■ **EXERCISE DIRECTIONS**
Among the entries below, find the lines holding "color" and copy them.

■ **EXCERPTED DATA**
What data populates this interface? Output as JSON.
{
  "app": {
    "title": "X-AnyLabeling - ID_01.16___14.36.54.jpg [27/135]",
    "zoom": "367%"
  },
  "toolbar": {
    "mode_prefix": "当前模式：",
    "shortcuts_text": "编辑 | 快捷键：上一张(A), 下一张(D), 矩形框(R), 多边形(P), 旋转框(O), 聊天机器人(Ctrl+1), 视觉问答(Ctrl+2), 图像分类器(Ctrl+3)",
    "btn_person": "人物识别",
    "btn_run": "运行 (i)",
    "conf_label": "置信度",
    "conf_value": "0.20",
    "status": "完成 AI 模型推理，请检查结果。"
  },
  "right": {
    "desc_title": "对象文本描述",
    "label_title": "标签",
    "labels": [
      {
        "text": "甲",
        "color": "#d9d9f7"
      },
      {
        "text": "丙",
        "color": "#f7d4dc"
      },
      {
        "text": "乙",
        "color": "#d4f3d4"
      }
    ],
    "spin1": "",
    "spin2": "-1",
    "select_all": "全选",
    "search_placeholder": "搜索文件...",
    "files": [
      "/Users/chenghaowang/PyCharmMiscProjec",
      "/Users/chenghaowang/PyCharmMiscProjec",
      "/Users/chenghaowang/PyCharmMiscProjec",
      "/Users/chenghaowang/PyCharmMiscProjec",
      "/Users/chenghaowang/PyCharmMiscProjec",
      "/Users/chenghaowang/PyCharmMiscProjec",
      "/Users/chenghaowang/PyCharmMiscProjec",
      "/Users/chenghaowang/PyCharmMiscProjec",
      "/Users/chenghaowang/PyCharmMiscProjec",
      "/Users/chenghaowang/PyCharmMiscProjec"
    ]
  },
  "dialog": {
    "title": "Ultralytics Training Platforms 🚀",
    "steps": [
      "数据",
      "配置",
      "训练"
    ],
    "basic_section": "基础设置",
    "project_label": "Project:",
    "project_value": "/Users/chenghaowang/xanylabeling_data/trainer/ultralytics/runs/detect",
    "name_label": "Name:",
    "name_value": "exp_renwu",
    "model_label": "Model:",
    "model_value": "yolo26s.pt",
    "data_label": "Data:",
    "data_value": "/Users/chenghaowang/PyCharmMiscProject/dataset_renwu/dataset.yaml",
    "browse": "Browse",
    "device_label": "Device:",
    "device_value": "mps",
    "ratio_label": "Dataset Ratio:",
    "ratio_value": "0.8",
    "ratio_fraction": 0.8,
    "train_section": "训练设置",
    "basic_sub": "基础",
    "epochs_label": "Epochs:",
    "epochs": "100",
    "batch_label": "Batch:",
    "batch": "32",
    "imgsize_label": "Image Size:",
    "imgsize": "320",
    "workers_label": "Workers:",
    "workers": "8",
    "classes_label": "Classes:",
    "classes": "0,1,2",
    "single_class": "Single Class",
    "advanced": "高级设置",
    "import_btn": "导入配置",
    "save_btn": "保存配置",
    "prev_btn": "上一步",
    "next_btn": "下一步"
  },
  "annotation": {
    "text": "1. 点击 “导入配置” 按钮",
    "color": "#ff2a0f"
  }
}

■ **EXERCISE ANSWER**
        "color": "#d9d9f7"
        "color": "#f7d4dc"
        "color": "#d4f3d4"
    "color": "#ff2a0f"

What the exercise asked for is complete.